Starting from hardware version 1.1 you can also use the GND pins directly beside the I/O pins.
If you connect the Brick to the PC over USB, you should see a new tab named “IO-4 Bricklet” in the Brick Viewer after a moment. Select this tab.
If everything went as expected the Brick Viewer should look as depicted below.
In this tab you can change the “Debounce Period”, it is the debounce time for interrupt callbacks. For example: If you set this value to 100, you will get interrupts maximal every 100ms. This is necessary if something that bounces is connected to the IO-4 Bricklet, such as a button. You can test the optimal value in the Brick Viewer and use it later in your own program.
Below the debounce period configuration you can configure the pins. Each pin can be configured as input/output and in case of an input pin as pull-up. The current state is depicted in the table below.

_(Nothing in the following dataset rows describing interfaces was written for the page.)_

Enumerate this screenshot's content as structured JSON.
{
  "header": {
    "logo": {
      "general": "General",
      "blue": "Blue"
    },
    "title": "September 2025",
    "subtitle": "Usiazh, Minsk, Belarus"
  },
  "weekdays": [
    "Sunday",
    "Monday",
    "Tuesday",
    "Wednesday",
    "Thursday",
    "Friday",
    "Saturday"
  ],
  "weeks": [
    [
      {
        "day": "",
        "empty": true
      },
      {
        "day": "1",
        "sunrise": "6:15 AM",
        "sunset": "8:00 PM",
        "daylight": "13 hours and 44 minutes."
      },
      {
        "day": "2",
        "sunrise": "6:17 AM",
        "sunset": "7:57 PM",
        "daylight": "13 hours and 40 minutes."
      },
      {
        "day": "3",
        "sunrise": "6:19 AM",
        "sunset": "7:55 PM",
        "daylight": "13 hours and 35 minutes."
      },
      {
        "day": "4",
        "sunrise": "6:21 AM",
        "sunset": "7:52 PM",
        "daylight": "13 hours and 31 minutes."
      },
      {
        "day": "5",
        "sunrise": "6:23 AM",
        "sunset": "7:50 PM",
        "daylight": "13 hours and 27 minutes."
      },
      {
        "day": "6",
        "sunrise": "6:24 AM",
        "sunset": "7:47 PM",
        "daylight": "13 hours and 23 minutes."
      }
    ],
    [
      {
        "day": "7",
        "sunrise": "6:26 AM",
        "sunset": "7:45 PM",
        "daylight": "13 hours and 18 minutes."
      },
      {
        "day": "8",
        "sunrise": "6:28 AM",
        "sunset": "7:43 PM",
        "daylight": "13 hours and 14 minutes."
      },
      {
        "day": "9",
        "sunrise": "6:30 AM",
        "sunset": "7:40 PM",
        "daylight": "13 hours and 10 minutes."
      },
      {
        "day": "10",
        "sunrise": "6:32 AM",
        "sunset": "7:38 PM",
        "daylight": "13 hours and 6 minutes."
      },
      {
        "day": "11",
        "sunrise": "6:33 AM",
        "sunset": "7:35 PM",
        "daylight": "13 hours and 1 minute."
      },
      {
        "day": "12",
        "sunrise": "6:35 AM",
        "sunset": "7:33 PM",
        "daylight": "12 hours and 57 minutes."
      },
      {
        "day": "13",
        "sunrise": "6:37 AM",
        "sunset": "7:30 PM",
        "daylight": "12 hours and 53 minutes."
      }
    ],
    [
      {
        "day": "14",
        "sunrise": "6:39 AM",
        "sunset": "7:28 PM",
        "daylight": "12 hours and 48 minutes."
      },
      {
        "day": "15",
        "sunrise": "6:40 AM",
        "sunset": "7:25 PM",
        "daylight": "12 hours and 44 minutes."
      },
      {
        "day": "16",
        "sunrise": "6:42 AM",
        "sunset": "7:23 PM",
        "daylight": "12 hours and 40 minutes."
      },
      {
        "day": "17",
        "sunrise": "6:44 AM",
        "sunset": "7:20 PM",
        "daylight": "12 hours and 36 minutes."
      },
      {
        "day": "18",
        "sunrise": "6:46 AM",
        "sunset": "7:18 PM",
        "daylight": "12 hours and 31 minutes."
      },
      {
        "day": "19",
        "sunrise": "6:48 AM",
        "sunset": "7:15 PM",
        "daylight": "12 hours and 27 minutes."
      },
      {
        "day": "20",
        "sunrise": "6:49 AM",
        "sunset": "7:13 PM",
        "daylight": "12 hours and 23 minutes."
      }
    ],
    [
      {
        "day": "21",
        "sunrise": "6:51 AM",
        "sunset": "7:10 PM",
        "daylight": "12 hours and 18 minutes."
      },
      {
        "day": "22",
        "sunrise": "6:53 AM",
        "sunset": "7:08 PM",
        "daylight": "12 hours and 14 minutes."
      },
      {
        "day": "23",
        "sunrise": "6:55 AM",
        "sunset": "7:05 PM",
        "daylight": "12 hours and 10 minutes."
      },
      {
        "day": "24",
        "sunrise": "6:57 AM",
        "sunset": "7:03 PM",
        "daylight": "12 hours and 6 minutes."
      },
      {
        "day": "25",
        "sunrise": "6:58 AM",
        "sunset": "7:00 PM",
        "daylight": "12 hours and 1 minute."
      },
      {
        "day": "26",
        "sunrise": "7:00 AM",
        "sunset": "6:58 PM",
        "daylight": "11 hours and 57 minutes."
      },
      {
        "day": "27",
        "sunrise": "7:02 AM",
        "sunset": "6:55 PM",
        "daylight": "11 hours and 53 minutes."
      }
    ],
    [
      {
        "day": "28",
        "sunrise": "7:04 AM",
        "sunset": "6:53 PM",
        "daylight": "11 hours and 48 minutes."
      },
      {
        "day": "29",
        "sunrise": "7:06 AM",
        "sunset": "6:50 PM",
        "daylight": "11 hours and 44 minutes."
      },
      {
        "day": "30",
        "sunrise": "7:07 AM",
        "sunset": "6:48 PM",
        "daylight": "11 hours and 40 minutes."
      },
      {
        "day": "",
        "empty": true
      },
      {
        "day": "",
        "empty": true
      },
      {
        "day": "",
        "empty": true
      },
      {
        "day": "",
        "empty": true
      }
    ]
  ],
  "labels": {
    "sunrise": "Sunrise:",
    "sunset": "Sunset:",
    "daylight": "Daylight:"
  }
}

To test the LED we configure pin 3 as output and change the value. When the pin is high the LED should light up. To test the button configure pin 0 as input pull-up. We need the pull-up to define a stable state when the slide switch does not short pin 0 to GND. Now look in the table, you should see that you can change the value of the pin by toggling the slide switch.
If you don’t have a button or a LED you can try to measure voltages with a voltage meter or connect an input pin with GND or VCC to see changes in the Brick Viewer.
After this test you can go on with writing your own application. See the Programming Interface section for the API of the IO-4 Bricklet and examples in different programming languages.
See High Level Programming Interface for a detailed description.